Alderman Coleen Burrus told residents at a 9th Ward meeting Thursday that Evanston is in the dark ages in the way it delivers library services and needs to close the branch libraries.
“We need a strong flagship main library,” Burrus told the generally supportive group of about a dozen people meeting at the Ridgeville Park District fieldhouse on South Boulevard.
“Only a select few people benefit from the services at the branches,” she said. “I don’t see it as a way to bring the community together.”
“It’s financially irresponsible to spend as much money as we are for a small number of people,” Burrus added. “I believe strongly in education, but not to have fiefdoms for a small select group of people.”
“If we’re talking about community, we should have computers in all the community centers, and work with people like the Ridgeville District as well,” she said.

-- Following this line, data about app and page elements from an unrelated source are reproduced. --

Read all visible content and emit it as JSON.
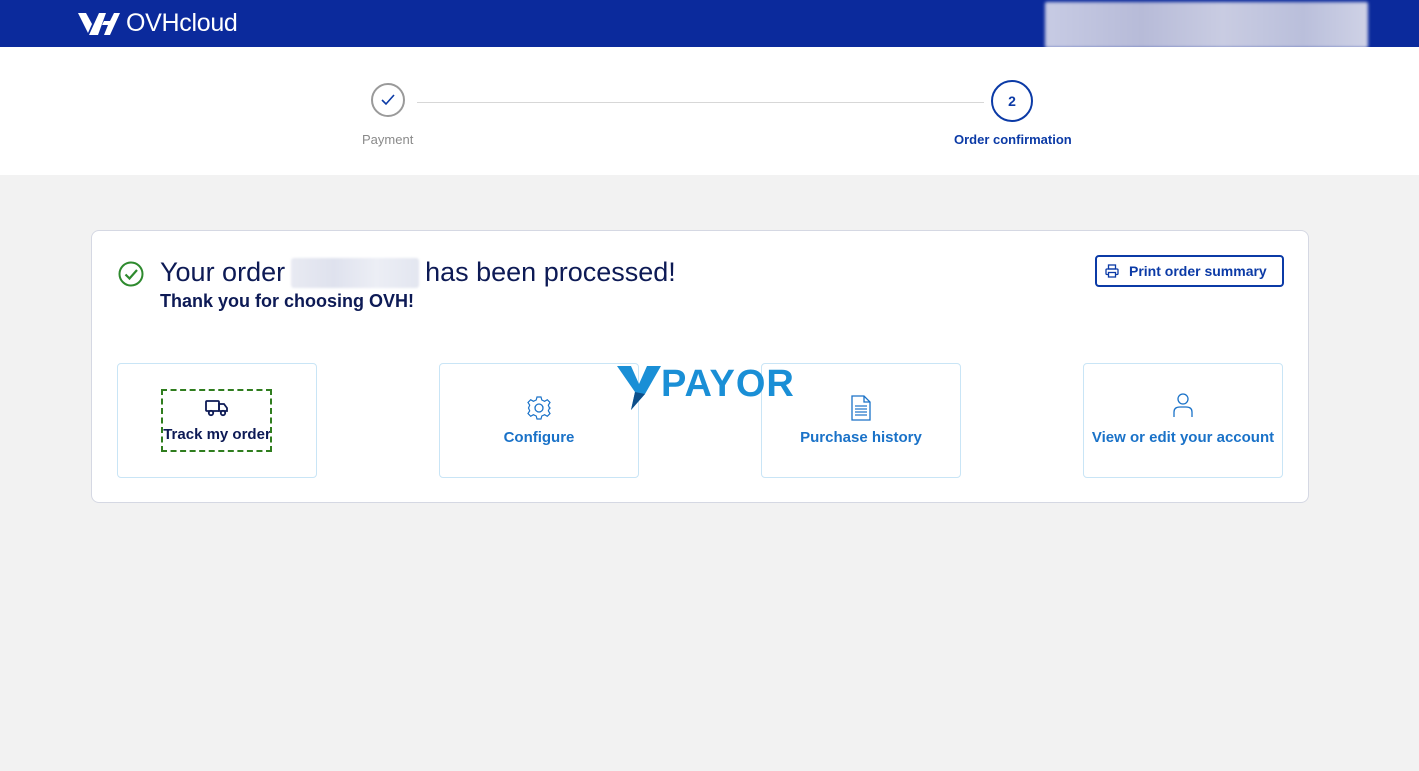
{
  "header": {
    "brand": "OVHcloud",
    "brand_color": "#0b2a9c"
  },
  "stepper": {
    "steps": [
      {
        "label": "Payment",
        "state": "completed",
        "icon": "checkmark-icon"
      },
      {
        "label": "Order confirmation",
        "number": "2",
        "state": "active"
      }
    ]
  },
  "confirmation": {
    "title_prefix": "Your order",
    "title_suffix": "has been processed!",
    "subtitle": "Thank you for choosing OVH!",
    "print_label": "Print order summary"
  },
  "actions": [
    {
      "label": "Track my order",
      "icon": "truck-icon"
    },
    {
      "label": "Configure",
      "icon": "gear-icon"
    },
    {
      "label": "Purchase history",
      "icon": "document-icon"
    },
    {
      "label": "View or edit your account",
      "icon": "user-icon"
    }
  ],
  "watermark": {
    "text": "PAYOR"
  }
}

With public access computers at the recreation centers and people able to access more library resources from their home computers, “that would be really delivering services to all of Evanston, and we’re not doing that now,” she added.

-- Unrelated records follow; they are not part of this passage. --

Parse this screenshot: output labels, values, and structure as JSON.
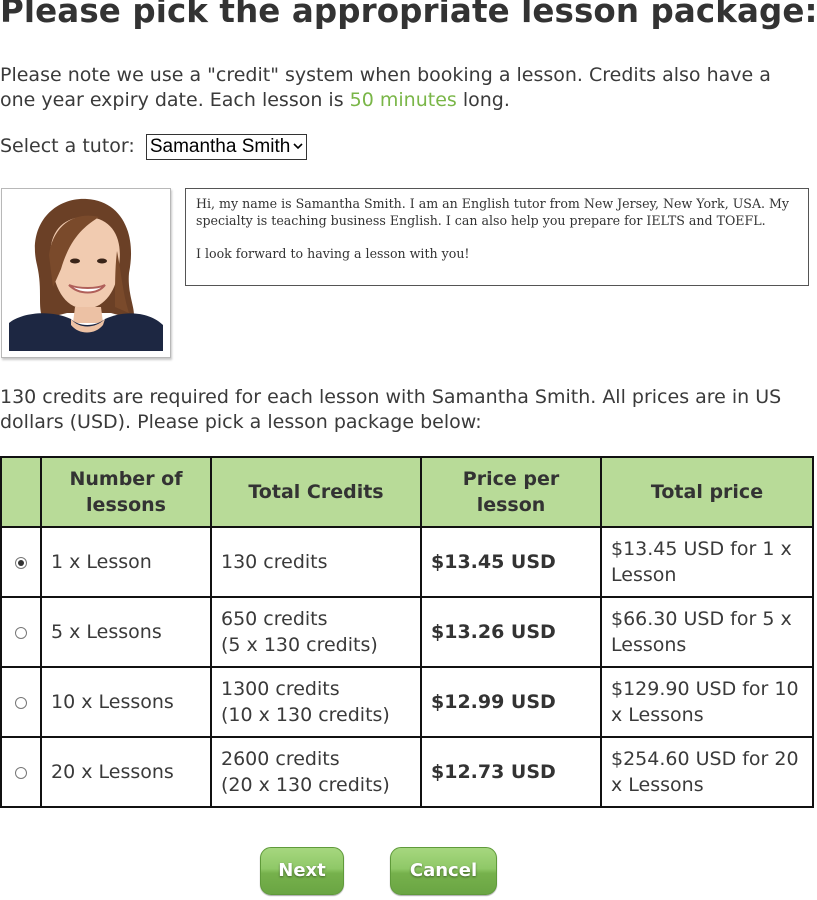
{
  "page": {
    "title": "Please pick the appropriate lesson package:",
    "intro_before": "Please note we use a \"credit\" system when booking a lesson. Credits also have a one year expiry date. Each lesson is ",
    "intro_highlight": "50 minutes",
    "intro_after": " long.",
    "highlight_color": "#7ab648"
  },
  "tutor_select": {
    "label": "Select a tutor:",
    "selected": "Samantha Smith"
  },
  "tutor": {
    "photo_icon": "tutor-photo",
    "bio_paragraph_1": "Hi, my name is Samantha Smith. I am an English tutor from New Jersey, New York, USA. My specialty is teaching business English. I can also help you prepare for IELTS and TOEFL.",
    "bio_paragraph_2": "I look forward to having a lesson with you!"
  },
  "credits_note": "130 credits are required for each lesson with Samantha Smith. All prices are in US dollars (USD). Please pick a lesson package below:",
  "table": {
    "header_color": "#b8db98",
    "headers": {
      "lessons": "Number of lessons",
      "credits": "Total Credits",
      "price_per_lesson": "Price per lesson",
      "total_price": "Total price"
    },
    "rows": [
      {
        "selected": true,
        "lessons": "1 x Lesson",
        "credits_line1": "130 credits",
        "credits_line2": "",
        "price_per_lesson": "$13.45 USD",
        "total_price": "$13.45 USD for 1 x Lesson"
      },
      {
        "selected": false,
        "lessons": "5 x Lessons",
        "credits_line1": "650 credits",
        "credits_line2": "(5 x 130 credits)",
        "price_per_lesson": "$13.26 USD",
        "total_price": "$66.30 USD for 5 x Lessons"
      },
      {
        "selected": false,
        "lessons": "10 x Lessons",
        "credits_line1": "1300 credits",
        "credits_line2": "(10 x 130 credits)",
        "price_per_lesson": "$12.99 USD",
        "total_price": "$129.90 USD for 10 x Lessons"
      },
      {
        "selected": false,
        "lessons": "20 x Lessons",
        "credits_line1": "2600 credits",
        "credits_line2": "(20 x 130 credits)",
        "price_per_lesson": "$12.73 USD",
        "total_price": "$254.60 USD for 20 x Lessons"
      }
    ]
  },
  "buttons": {
    "next": "Next",
    "cancel": "Cancel",
    "color": "#8fc867"
  }
}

“It’s a ruse to put in a shelf of library books” at the Robert Crown Center, Burrus said of recent outreach efforts by the Evanston Public Library Friends group and the Library Board. “It’s a slap in the face to our part of the city” to have a token presence in some parts of town while having full branch libraries in others.

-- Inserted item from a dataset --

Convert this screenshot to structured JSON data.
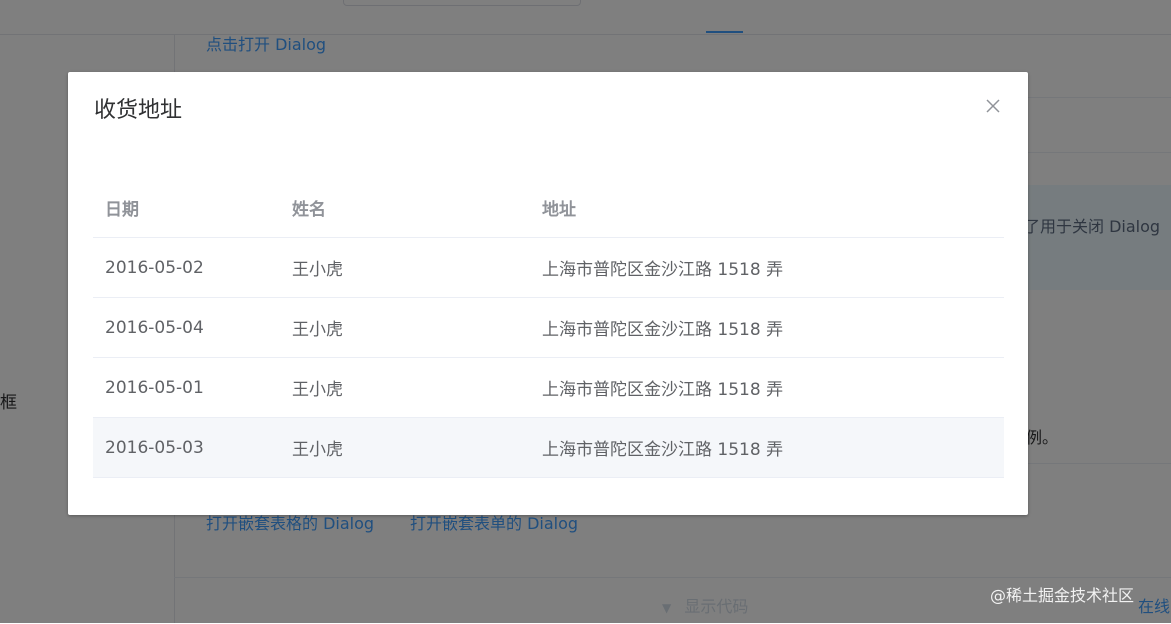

And she said the existing South Branch library should really be called the “East Branch” because of its location on Chicago Avenue, just a few blocks from the lake.
“I support strong funding for libraries, but not the branches the way they are,” Burrus said.
One woman at the session challenged the idea of making more use of computers instead of library branches — saying it was important for people to be able to hold hard-copy books in their hands.
But a man sitting in the back of the room responded by holding up the Kindle wireless book reader he’d been gazing at during the meeting and suggesting it worked just fine as a substitute for traditional books.